I'm a college student, just beginning to study Elementary Set Theory. In studying about the definition of injective and surjective function, out of curiosity, it came to my mind a question about the definition these functions:
1) How did they came up with such definition? How did it came about & why must it be defined that way? What is so special about injective & surjective function that makes them has to be defined in such a way?
To make clear the context of my question, here are the conditions of this question:
- "In short" injective functions are defined as: for every element in the codomain, there is at "most" one element that maps to it from the domain. For Surjective functions: for every element in the codomain, there is at "least" one element that maps to it from the domain.
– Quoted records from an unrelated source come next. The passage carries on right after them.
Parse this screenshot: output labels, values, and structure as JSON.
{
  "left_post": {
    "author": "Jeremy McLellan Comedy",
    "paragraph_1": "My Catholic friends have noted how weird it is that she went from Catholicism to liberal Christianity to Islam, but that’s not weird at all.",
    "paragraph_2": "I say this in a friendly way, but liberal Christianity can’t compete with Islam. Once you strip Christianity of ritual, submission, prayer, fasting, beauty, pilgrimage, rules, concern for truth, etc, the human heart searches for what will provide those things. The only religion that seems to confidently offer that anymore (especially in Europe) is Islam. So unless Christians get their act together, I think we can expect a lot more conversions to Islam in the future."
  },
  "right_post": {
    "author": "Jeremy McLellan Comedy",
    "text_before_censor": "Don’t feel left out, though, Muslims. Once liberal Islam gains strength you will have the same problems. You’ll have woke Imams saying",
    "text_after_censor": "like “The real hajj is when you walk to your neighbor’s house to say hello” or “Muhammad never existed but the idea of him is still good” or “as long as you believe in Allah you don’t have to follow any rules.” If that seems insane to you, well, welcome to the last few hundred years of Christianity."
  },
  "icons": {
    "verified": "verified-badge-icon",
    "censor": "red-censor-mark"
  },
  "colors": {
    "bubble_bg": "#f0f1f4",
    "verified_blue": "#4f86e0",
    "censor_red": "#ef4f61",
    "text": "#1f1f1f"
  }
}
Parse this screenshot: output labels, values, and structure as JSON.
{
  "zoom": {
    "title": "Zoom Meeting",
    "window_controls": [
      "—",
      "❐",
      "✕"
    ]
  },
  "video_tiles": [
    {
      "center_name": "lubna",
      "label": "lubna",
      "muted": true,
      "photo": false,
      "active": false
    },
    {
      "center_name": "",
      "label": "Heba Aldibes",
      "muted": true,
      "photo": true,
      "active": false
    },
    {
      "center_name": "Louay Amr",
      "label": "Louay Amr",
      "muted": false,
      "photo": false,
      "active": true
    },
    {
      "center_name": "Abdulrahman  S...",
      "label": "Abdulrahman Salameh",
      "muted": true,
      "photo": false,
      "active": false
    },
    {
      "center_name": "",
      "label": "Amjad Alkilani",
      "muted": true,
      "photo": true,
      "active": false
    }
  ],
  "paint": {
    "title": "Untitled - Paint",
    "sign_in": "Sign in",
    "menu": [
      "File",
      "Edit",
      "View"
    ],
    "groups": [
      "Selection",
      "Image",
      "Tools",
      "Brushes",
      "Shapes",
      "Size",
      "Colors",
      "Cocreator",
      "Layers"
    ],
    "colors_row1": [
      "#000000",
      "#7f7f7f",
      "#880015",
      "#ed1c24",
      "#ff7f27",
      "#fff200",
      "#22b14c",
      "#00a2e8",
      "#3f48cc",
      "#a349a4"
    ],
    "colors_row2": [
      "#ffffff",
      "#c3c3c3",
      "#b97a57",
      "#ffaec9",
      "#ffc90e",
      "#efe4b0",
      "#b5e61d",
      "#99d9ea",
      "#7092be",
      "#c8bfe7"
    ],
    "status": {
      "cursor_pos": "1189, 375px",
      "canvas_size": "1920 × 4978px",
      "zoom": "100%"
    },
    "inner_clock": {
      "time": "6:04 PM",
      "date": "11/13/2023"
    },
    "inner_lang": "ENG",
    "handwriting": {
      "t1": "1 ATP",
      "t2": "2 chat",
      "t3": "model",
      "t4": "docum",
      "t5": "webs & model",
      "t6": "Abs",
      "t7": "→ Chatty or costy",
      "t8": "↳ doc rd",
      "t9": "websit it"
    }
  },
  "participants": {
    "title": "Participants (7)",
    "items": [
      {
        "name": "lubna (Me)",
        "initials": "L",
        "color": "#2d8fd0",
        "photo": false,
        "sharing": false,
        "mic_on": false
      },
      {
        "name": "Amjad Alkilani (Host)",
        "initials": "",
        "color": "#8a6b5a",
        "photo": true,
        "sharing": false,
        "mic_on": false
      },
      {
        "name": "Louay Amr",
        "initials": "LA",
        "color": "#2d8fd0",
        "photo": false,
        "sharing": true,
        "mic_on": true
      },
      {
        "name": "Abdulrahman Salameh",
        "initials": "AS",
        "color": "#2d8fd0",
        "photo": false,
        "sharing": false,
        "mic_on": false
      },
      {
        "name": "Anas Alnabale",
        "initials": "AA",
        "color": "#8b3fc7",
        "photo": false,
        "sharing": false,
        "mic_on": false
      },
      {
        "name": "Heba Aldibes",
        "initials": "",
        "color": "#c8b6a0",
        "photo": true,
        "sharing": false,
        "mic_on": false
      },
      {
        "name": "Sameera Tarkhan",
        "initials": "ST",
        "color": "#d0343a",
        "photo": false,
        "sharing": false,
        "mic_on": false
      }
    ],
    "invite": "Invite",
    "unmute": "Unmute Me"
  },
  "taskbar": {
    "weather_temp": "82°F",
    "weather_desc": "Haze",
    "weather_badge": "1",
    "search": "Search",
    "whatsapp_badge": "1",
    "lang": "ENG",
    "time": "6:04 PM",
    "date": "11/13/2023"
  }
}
- As you can see, i'm not seeking about what exactly the definition of an Injective or Surjective function is (a lot of sites provide that information just from googling), but rather about why is it defined that way? What makes it so special that it has to be given it's own terminology (injective & Surjective functions)?
- Lastly, i'm just a human so if something is not clear about this post, just let me know in the comment & i'll try to edit the post to make it clearer.
I don't know how the real story goes and this is just a rough speculation in trying to guess how it came about (it is possible to be something along this line but don't see it as the real truth though):
- The person who first coined these terms (surjective & injective functions) was, at first, trying to study about functions (in terms of set theory) & what conditions made them invertible. He observed that some functions are easily invertible ("bijective function") while some are not possible to have any kind of inverse. As he continue to study, he discovers that some functions can have inverses if certain conditions are met, as if they were "semi" invertible type of functions. He discovers that these conditions can be distuingish into two types: right invertible or left invertible. Later on he can distuingish that, only those function who maps with a specific type of pattern can have a left inverse (which he called the pattern "injective"). And a similar thing happened as he discovered the pattern for surjective functions. So in short my opinion is: is not like he wanted to define injective & surjective function like so, but it just happened that he "discovered it" in "that form". Hence, the definition of injective & Surjective function. But, again, this is just me trying to be Mr. Know it all. I hope I'm not being too rude. If anyone do know the real story, do share.